The sun comes up over Mousehole. It is a Tuesday morning, and although we are already in August, it is not yet the school holidays. Nor would the children – or their teachers – wish it to be. For they have an exciting morning in prospect; today, they take possession of their new school.
The children register in their old premises, dating back to 1848, before – as the Cornishman puts it - being “marched” over the road to be “formed up” in their new playground. The language suggests determination, discipline, and perhaps a certain nervousness on the part of the adults taking charge. We may imagine that there are high stakes involved: the chairman of the managers will be presiding, the vicar of Paul and the Wesleyan minister have both turned out (the vicar, Reverend Prideaux, will read from the Scriptures; the Wesleyan will offer up the prayers), and the teachers must demonstrate that they are worthy of their hire.
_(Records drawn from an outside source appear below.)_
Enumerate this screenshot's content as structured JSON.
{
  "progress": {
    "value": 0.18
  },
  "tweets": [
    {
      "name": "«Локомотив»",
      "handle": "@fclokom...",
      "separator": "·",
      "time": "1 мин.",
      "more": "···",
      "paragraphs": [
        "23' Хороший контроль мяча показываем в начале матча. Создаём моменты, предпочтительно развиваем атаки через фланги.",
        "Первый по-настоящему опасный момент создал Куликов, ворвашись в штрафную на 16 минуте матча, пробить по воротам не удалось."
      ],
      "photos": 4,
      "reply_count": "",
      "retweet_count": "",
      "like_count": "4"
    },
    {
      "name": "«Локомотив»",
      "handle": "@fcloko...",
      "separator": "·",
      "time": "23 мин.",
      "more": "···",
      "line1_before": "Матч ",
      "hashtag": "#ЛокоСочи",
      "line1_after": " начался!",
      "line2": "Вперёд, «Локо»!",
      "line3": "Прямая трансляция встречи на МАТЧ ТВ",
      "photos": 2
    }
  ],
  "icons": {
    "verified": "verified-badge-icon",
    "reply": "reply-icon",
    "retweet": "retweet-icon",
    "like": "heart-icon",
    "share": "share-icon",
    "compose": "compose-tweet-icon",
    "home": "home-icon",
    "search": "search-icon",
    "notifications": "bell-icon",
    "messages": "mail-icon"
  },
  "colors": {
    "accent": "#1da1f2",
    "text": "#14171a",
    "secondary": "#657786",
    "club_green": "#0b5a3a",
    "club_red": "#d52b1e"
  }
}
Mousehole's 1912 school building forms to background to a group celebrating the presentation of a circular bench (heavily occupied) by a group of Jewish evacuees who were in Mousehole during WW2. The Jewish evacuees at Mousehole have been written about by Susan Soyinka, the lady in blue in the picture, in East End to Land's End.
The opening lines of All People That On Earth Do Dwell drift up from the new playground – demonstrating, one hopes, the habit of singing to the Lord with cheerful voice. Then come the speeches. For Herbert Tregenza JP it’s all about location; the fine south-westerly aspect, the shelter from easterly winds. The building quality is also praised – despite the wet weather that has afflicted the area since the foundation stone was laid in 1911, the new building is dry as a bone and has shown no tendency to slide or settle. The design is one of perfect symmetry. The building is, in fact, “in every way satisfactory” – well worth the £2000 it has cost.
But the children are to be put on their mettle, and reminded that a building alone is not enough. These young Britishers must adopt as their motto “Nil desperandum”. They must “never be downhearted... never admit themselves defeated”. Some of the older boys – perhaps impatient of today’s ceremony, keen to end their schooling and get on with their lives – will probably have gone on to serve in the last days of WW1. Many of the youngest will have been combatants in WW2, and all those who survived into middle age will have experienced that war as civilians.
But back in 1912, all that is to come. These are patriotic times, and it is neither academic achievement, nor sporting prowess, nor creative enterprise which provides the focus for the celebratory activities. Instead, it is the nation’s flag. Mr T B Bolitho – once the local MP, but now nearing eighty and enjoying family life at Trewidden – has donated a Union Jack, and is rewarded with three cheers. The children are told about the history of the flag, and prizes of half a crown are offered for the best essays on the subject. A final speech recalls the success that has been forged in the old schoolroom, whose “scholars… were found in all parts world - men who were an honour and credit to their native place and the school”. Education will help Britishers in general, and Mousehole folk in particular, to stand up against foreign competition; will keep the nation “secure”.
And so we must leave them, those girls and boys of August 1912, as they settle to the task they have been set. Some are dutiful and neat, confidently spreading copperplate across the white page. Others fidget against their desks as the pen scratches and the ink blots. What is in their minds as they start their essays? What do they dream of buying with their half crown prizes? It’s a lot of money: half the cost of a watch, or (if you prefer) enough to buy 30 copies of the Cornishman.
Cornishman, Thursday August 8th 1912, page 4